It never fails to make me feel better and ease my anxieties. When you don’t know what to do, give everything to God.
Accepting The Struggles
This isn’t to say there aren’t days where I continue to struggle, because there are.
There have been times since coming to Iowa that I didn’t want to get out of bed, that I hardly ate for days at a time and tried masking my problems with alcohol.
Although no one knew at the time, just four months ago, I even questioned if it was worth it to keep going.
I was in a really dark place mentally after a really hard year.
However, because of Larissa, teammates who have become sisters, the beliefs instilled in me from my time as a gymhawk, and my relationship with God, I can say it is worth it.
I finally know and believe that there are people that love you. That you have so much to give to the world and that there is still so much more to life than what you’ve experienced or even know about now.
You have a purpose. You are enough just as you are.
Ink On My Skin
Your depression, anxiety, eating disorder or any other mental health disorder you may deal with is NOTHING to be ashamed of and nothing to keep quiet about.
I got a tattoo that reads “love you more” with a semicolon because of this belief last fall.
The quote is to remind me and everyone that sees it to love who you are and all that makes you unique.
Semicolons are used when an author could have stopped the sentence but CHOSE to keep going and is the symbol for suicide awareness and when someone CHOOSES to keep living.

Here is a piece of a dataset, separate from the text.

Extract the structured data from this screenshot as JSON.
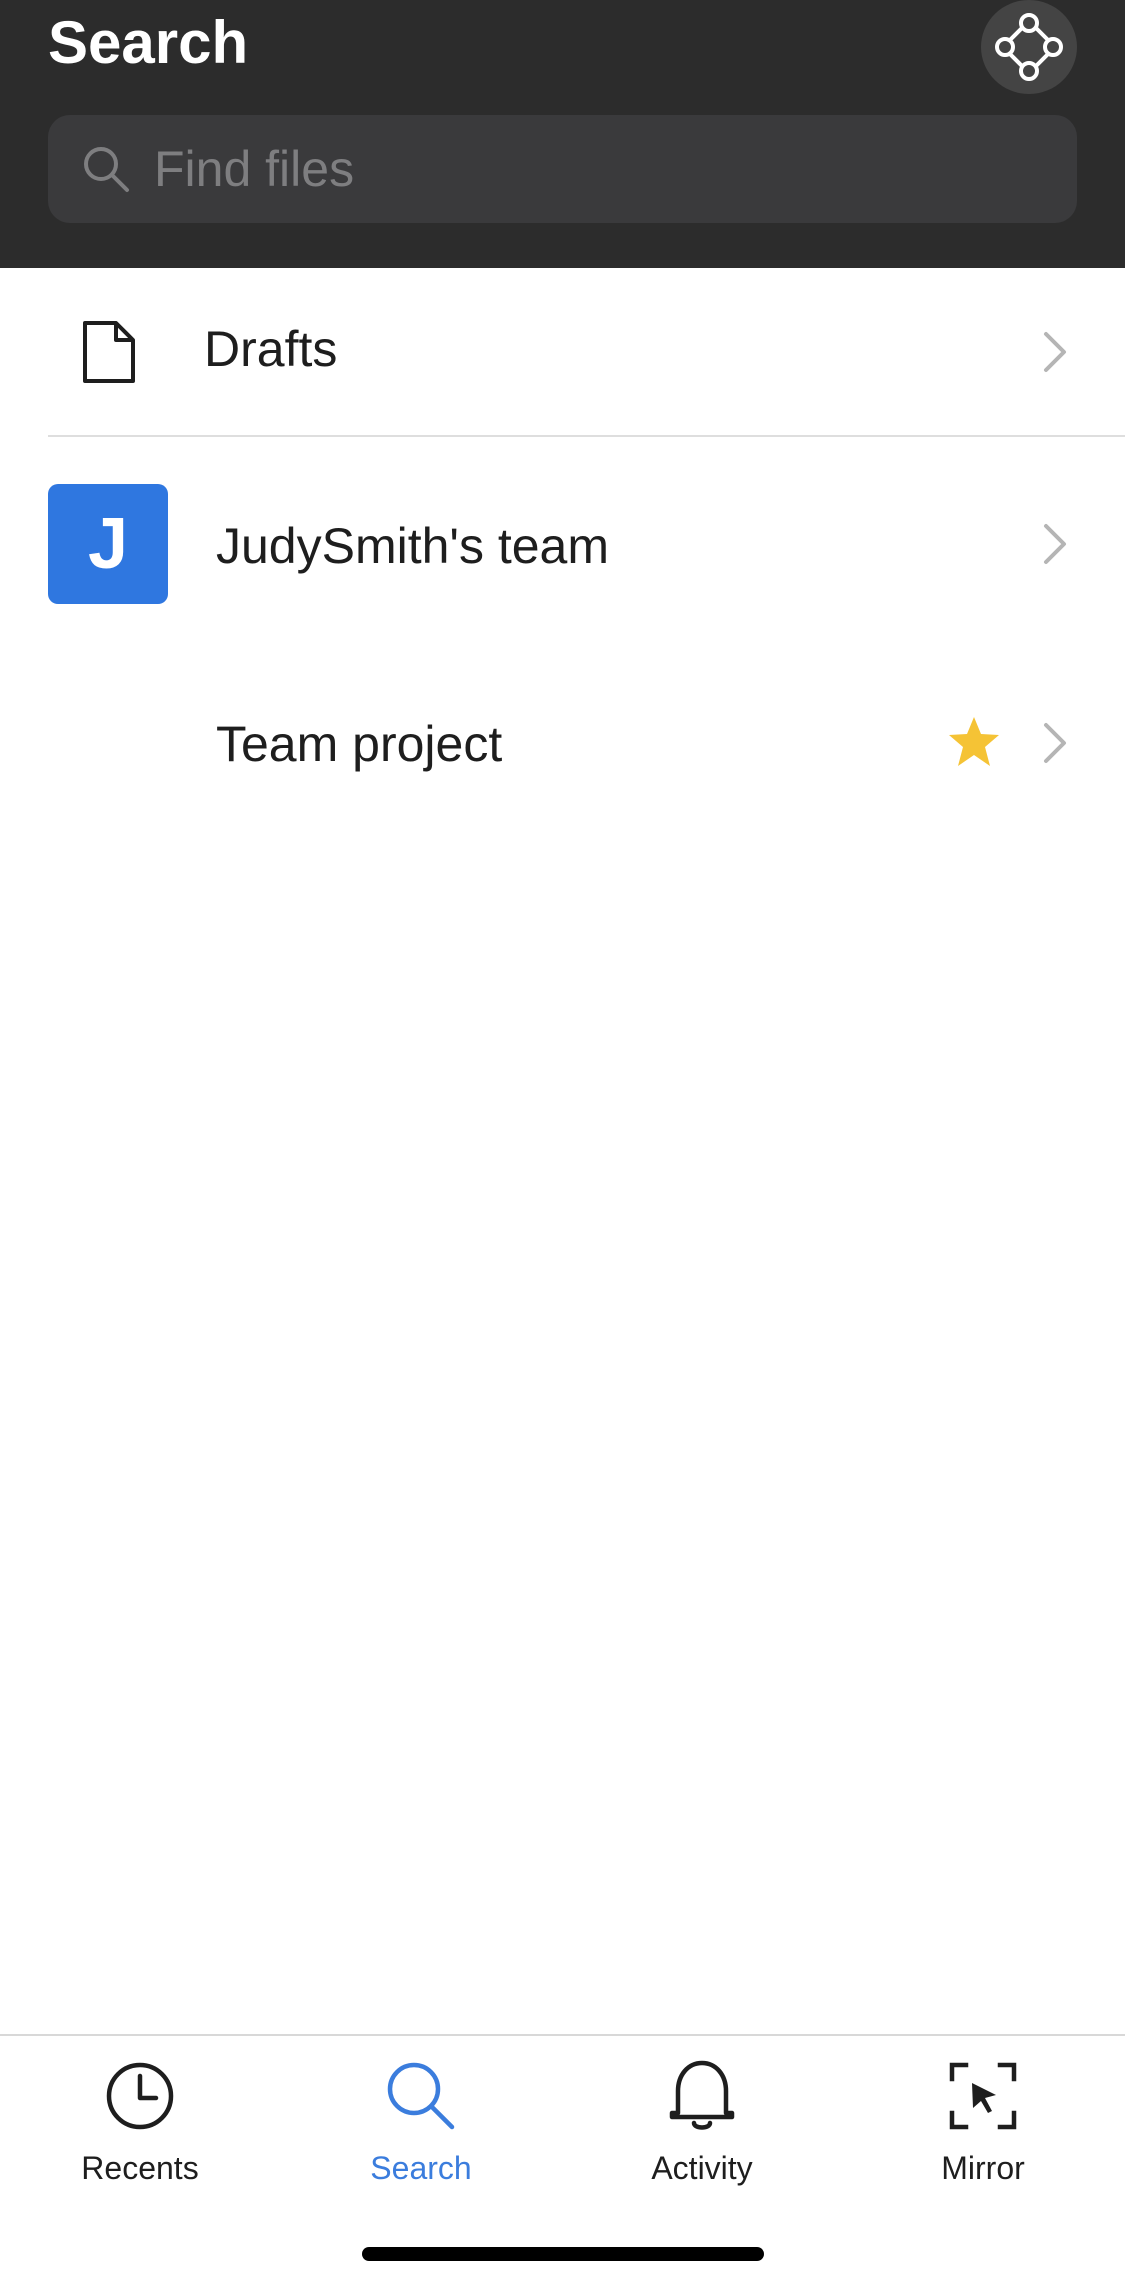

The most important thing I have learned about mental health issues and dealing with them myself is that it is crucial to reach out to those who you think might be struggling. It could literally save someone’s life. It is also life-changing to talk about your own struggles so you can deal with them, instead of suppressing them.
These issues hit home with me.
My grandmother died of suicide. Two of my friends and a few other students from high school also died this way. My best friend intended to via overdosing on pills and had to be admitted to the hospital… It would be a lie to say I’ve never had similar thoughts. Society needs to end the stigma and make conversations about mental health the norm.
If you or someone you know is dealing with suicidal thoughts, please, reach out and get help by calling the National Suicide Prevention Hotline at 1-800-273-8255 for help. You can also go to https://suicidepreventionlifeline.org/chat/ to find emotional support or a counselor.
If you remember anything, remember this- keep fighting. Keep choosing to live; God’s not done with you yet.
As the saying goes, “Suicide doesn’t end the pain, it just passes it to someone else.”